As I pulled out of the driveway this morning, my oldest kid ran out to wait in her usual spot for the bus and scared the bejeezus out of me. She jumped into my peripheral vision and I only registered her wave and smile after I drove away. What I will remember is how her smile faded and she looked away once she saw my reaction, which looked like anger but was more surprise mixed with fear that I was somehow going to hit her.
The image of her hurt face stayed with me all morning. These are the kinds of moments I hope to avoid as a sober parent. One of the main reasons I stopped drinking in the first place was because I wanted to be a better parent. Don’t get me wrong — reason #1 was because I couldn’t take the hangovers anymore, but the shame of being a mother who had to drink every day was a close second. I never beat my kids or neglected to feed them, but I had very little interest in engaging. I was prone to irritability in the mornings and hours leading up to happy hour. Drinking allowed me to check out even more. I felt parenting more as a burden than a joy.
When I quit drinking, I was grateful to find comfort in their love. When you’ve had a rotten day and no longer count on cocktails to make it all better, being hugged by a toddler who smushes her chubby cheek against your own is surprisingly therapeutic, with no side effects, I might add. But my older kid is more challenging. Not only is she less prone to squishy-cheeked hugs, but she also has some of the traits I despise in myself.
Not to get on the couch, but I grew up with a highly critical mother. I never felt smart or capable or, well, good enough in her eyes. I now know she never criticized to make me feel bad, but because she wanted better for me. She was my stepmom, actually, and she married my dad and inherited two young, needy children when she was only 23-years old. I’ve gained a lot of sympathy for her parenting style, I only wish I hadn’t adopted it as my own. But as a therapist once pointed out to me, we go with what we know. When I nag at my kid to recheck something in her homework or brush her teeth more carefully or I call her out on an outfit choice, I hear my mother’s critical voice cutting through what I’m ultimately saying out of love. The good news is sobriety is teaching me to recognize when I’m being a bitch. The bad news is sobriety is really letting me feel it when I’m being a bitch.
This is sort of a topic all in its own and not one I’ll go into much right now, but tipsy parenting is all the rage on social media, I suspect because no one is sure just how to handle all the pressure sober. Parents of young children are often overworked and overwrought. Many are dual-income families with all the usual expectations of kids’ activities and academics and family time, and don’t forget hobbies and personal and marital fulfillment for both parents. How exactly is this all supposed to happen in a typical day or week or even year? In short, it’s not, at least not all the time, and certainly not at various challenging points in parenthood. This has been my own experience anyway. One of the toughest times in my marriage and personal life was after my husband and I had our second child and I had to go back to work. The stress tore up our lives and we both escaped in damaging ways for some time because damage often leads to more damage until you’ve had enough. I guess the burdens we carried at the time were too hard and the future felt hopeless. I wish we’d both known it would pass. I know that now, at least.

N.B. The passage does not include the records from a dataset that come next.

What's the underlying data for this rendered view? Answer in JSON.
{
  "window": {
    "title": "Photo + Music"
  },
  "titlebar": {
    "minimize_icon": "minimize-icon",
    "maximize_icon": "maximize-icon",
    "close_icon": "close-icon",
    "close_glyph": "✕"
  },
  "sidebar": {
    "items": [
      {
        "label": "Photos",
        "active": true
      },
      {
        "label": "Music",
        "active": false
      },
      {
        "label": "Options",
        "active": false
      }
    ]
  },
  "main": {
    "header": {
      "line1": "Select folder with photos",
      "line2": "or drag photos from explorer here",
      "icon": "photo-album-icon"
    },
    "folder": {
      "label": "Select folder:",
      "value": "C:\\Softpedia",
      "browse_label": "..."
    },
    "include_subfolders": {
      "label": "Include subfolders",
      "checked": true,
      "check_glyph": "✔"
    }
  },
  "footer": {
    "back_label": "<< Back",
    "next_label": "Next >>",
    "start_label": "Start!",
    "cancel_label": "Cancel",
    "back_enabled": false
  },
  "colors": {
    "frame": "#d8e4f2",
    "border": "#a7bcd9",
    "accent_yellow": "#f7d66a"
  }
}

It took 16 months into recovery, but I’m dipping my toes into the amends process. I want to focus on making myself more present and loving towards my husband and my kids. My family is the most important thing in the world to me, yet the target for the bulk of my fear and pain. We tend to hurt the ones we love the most, but I can work on my behavior. As I said earlier, sobriety has brought me painful recognition when I am acting like an ass. This self-awareness is a gift because I get to stop and correct myself. There are endless reset buttons. I am learning it is easier not to act like an ass in the first place, but for those moments when I react out of a place of fear or hurt, well, those are the real chances to learn and connect.
I’ll probably think about my daughter’s hurt face all day. I rolled my window down and waved at her from the road and sent her a text a little later, but I don’t know if she saw either. I won’t see her until after school and play practice. At that point it will be dinner time, so the only thing I can do is apologize and look for ways I can be less critical and harried and more supportive and accepting. This is the best gift I can give as a parent, but it’s also how I hope to treat the world around me. It starts at home.